Ptosis is a drooping of the upper eyelid. Ptosis can restrict and even block normal vision in some cases. The lid may drop slightly or entirely cover the pupil. It can affect both children and adults and can be treated surgically.

Ptosis can cause:

  • Affect either one or both eyelids.
  • be passed down.
  • Attend the birth.
  • Take place later in life.

Ptosis in Children

Congenital ptosis is frequently caused by a lack of development of the levator muscle, which lifts the eyelid. A child born with it may also have:

  • Abnormalities in eye movement.
  • Muscular disorders.
  • Tumours of the lids or other organs.
  • Neurological conditions.
  • Refractive flaws.
  • Congenital ptosis does not usually improve with age.

If your child has ptosis, please have them evaluated as soon as possible. Your child is susceptible to vision issues.

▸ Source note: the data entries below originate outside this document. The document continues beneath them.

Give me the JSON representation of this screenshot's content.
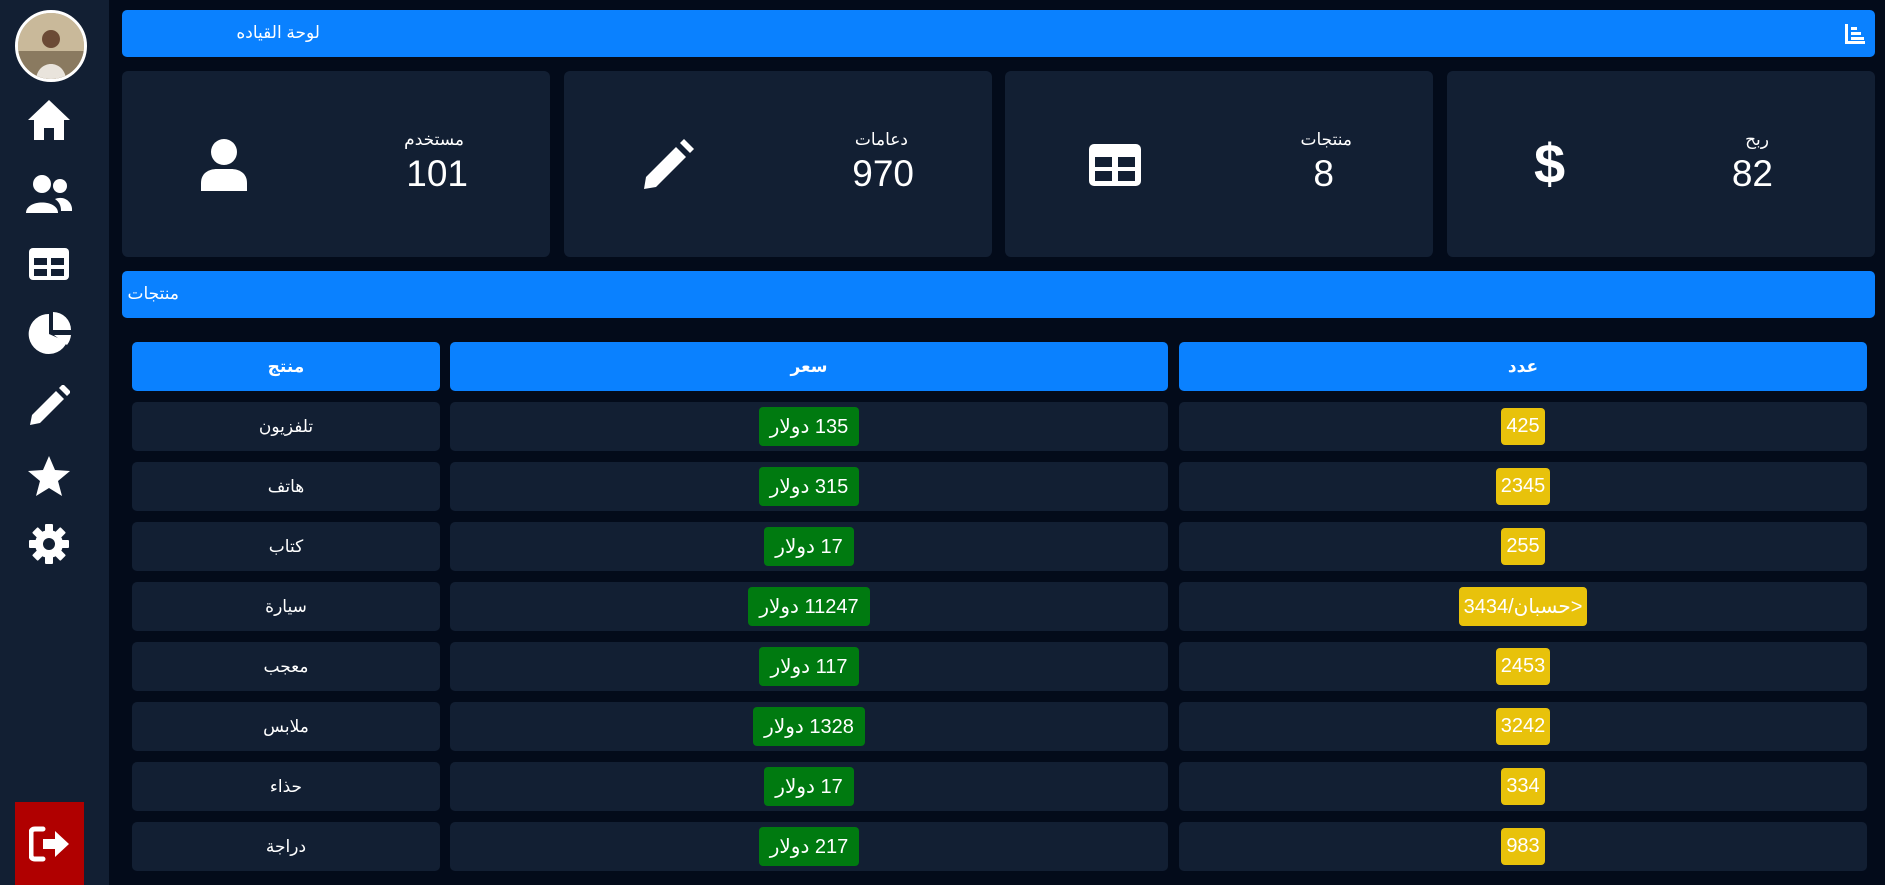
{
  "header": {
    "title": "لوحة القياده",
    "icon": "chart-bar-icon"
  },
  "sidebar": {
    "avatar": "user-avatar",
    "items": [
      {
        "icon": "home-icon"
      },
      {
        "icon": "users-icon"
      },
      {
        "icon": "table-icon"
      },
      {
        "icon": "pie-chart-icon"
      },
      {
        "icon": "pencil-icon"
      },
      {
        "icon": "star-icon"
      },
      {
        "icon": "gear-icon"
      }
    ],
    "logout_icon": "logout-icon"
  },
  "stats": [
    {
      "label": "مستخدم",
      "value": "101",
      "icon": "user-icon"
    },
    {
      "label": "دعامات",
      "value": "970",
      "icon": "pencil-icon"
    },
    {
      "label": "منتجات",
      "value": "8",
      "icon": "table-icon"
    },
    {
      "label": "ربح",
      "value": "82",
      "icon": "dollar-icon"
    }
  ],
  "products_section": {
    "title": "منتجات"
  },
  "table": {
    "headers": {
      "product": "منتج",
      "price": "سعر",
      "count": "عدد"
    },
    "rows": [
      {
        "product": "تلفزيون",
        "price": "135 دولار",
        "count": "425"
      },
      {
        "product": "هاتف",
        "price": "315 دولار",
        "count": "2345"
      },
      {
        "product": "كتاب",
        "price": "17 دولار",
        "count": "255"
      },
      {
        "product": "سيارة",
        "price": "11247 دولار",
        "count": "3434/حسبان>"
      },
      {
        "product": "معجب",
        "price": "117 دولار",
        "count": "2453"
      },
      {
        "product": "ملابس",
        "price": "1328 دولار",
        "count": "3242"
      },
      {
        "product": "حذاء",
        "price": "17 دولار",
        "count": "334"
      },
      {
        "product": "دراجة",
        "price": "217 دولار",
        "count": "983"
      }
    ]
  },
  "colors": {
    "accent": "#0a81ff",
    "card": "#121f33",
    "background": "#030b1a",
    "price_badge": "#007a10",
    "count_badge": "#e8c20b",
    "logout": "#b00000"
  }
}
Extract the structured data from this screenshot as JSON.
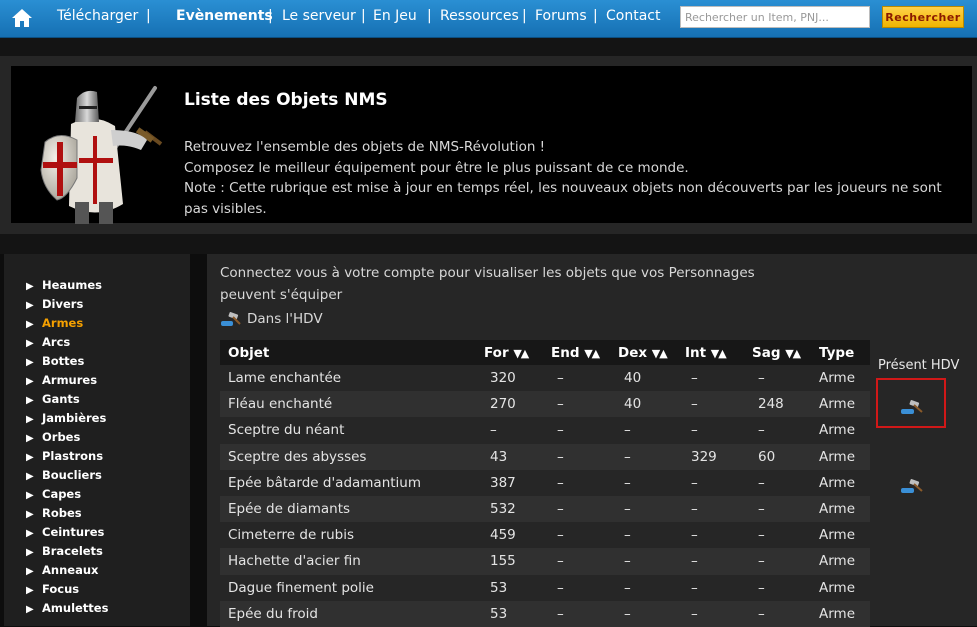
{
  "nav": {
    "items": [
      "Télécharger",
      "Evènements",
      "Le serveur",
      "En Jeu",
      "Ressources",
      "Forums",
      "Contact"
    ],
    "separator": "|",
    "search_placeholder": "Rechercher un Item, PNJ...",
    "search_button": "Rechercher"
  },
  "header": {
    "title": "Liste des Objets NMS",
    "lines": [
      "Retrouvez l'ensemble des objets de NMS-Révolution !",
      "Composez le meilleur équipement pour être le plus puissant de ce monde.",
      "Note : Cette rubrique est mise à jour en temps réel, les nouveaux objets non découverts par les joueurs ne sont pas visibles."
    ]
  },
  "sidebar": {
    "active_index": 2,
    "items": [
      "Heaumes",
      "Divers",
      "Armes",
      "Arcs",
      "Bottes",
      "Armures",
      "Gants",
      "Jambières",
      "Orbes",
      "Plastrons",
      "Boucliers",
      "Capes",
      "Robes",
      "Ceintures",
      "Bracelets",
      "Anneaux",
      "Focus",
      "Amulettes"
    ]
  },
  "main": {
    "notice": "Connectez vous à votre compte pour visualiser les objets que vos Personnages peuvent s'équiper",
    "hdv_legend": "Dans l'HDV",
    "present_hdv_label": "Présent HDV"
  },
  "table": {
    "columns": [
      "Objet",
      "For",
      "End",
      "Dex",
      "Int",
      "Sag",
      "Type"
    ],
    "sort_glyph": "▼▲",
    "rows": [
      {
        "objet": "Lame enchantée",
        "for": "320",
        "end": "–",
        "dex": "40",
        "int": "–",
        "sag": "–",
        "type": "Arme",
        "hdv": false
      },
      {
        "objet": "Fléau enchanté",
        "for": "270",
        "end": "–",
        "dex": "40",
        "int": "–",
        "sag": "248",
        "type": "Arme",
        "hdv": true
      },
      {
        "objet": "Sceptre du néant",
        "for": "–",
        "end": "–",
        "dex": "–",
        "int": "–",
        "sag": "–",
        "type": "Arme",
        "hdv": false
      },
      {
        "objet": "Sceptre des abysses",
        "for": "43",
        "end": "–",
        "dex": "–",
        "int": "329",
        "sag": "60",
        "type": "Arme",
        "hdv": false
      },
      {
        "objet": "Epée bâtarde d'adamantium",
        "for": "387",
        "end": "–",
        "dex": "–",
        "int": "–",
        "sag": "–",
        "type": "Arme",
        "hdv": true
      },
      {
        "objet": "Epée de diamants",
        "for": "532",
        "end": "–",
        "dex": "–",
        "int": "–",
        "sag": "–",
        "type": "Arme",
        "hdv": false
      },
      {
        "objet": "Cimeterre de rubis",
        "for": "459",
        "end": "–",
        "dex": "–",
        "int": "–",
        "sag": "–",
        "type": "Arme",
        "hdv": false
      },
      {
        "objet": "Hachette d'acier fin",
        "for": "155",
        "end": "–",
        "dex": "–",
        "int": "–",
        "sag": "–",
        "type": "Arme",
        "hdv": false
      },
      {
        "objet": "Dague finement polie",
        "for": "53",
        "end": "–",
        "dex": "–",
        "int": "–",
        "sag": "–",
        "type": "Arme",
        "hdv": false
      },
      {
        "objet": "Epée du froid",
        "for": "53",
        "end": "–",
        "dex": "–",
        "int": "–",
        "sag": "–",
        "type": "Arme",
        "hdv": false
      }
    ]
  },
  "colors": {
    "nav_bar": "#1f7fc4",
    "active_sidebar": "#f5a000",
    "search_button": "#f0b400",
    "highlight_box": "#d01818"
  },
  "icons": {
    "home": "home-icon",
    "bullet": "triangle-right-icon",
    "hdv": "gavel-icon"
  }
}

  • Amblyopia can develop if a child's eyelid droops so much that it blocks vision.
  • One eye will also have better vision than the other. There could also be issues with image fusion.
  • Tumours of the lids or other organs.
  • A child with ptosis may have astigmatism, which causes blurry vision.
  • Refractive flaws.
  • A squint can also form.

Ptosis Treatment for Children

Ptosis Surgery is the most common treatment for childhood ptosis. If amblyopia is present, treatment with patching, eyeglasses, or eye drops may be required. An ophthalmologist must consider a few important factors in determining whether or not eyelid ptosis surgery is necessary and which procedure is the most appropriate:

  • The age of the child.
  • The involvement of one or both eyelids.
  • The height of the eyelids.
  • Muscle strength for lifting and closing the eyelids.
  • The movements of the eye.

Ptosis in Adults

Separating or stretching the levator muscle tendon from the eyelid is the most common cause of ptosis in adults. This procedure may take place:

Adult ptosis can also be caused by other diseases that affect the levator muscle or its nerve supply, such as neurologic and muscular diseases and, in rare cases, orbital tumours.

Ptosis Treatment for Adults

If treatment is required, it is typically surgical. A small tuck in the lifting muscle and the removal of excess eyelid skin can sometimes raise the lid sufficiently. More severe ptosis necessitates levator muscle reattachment and strengthening.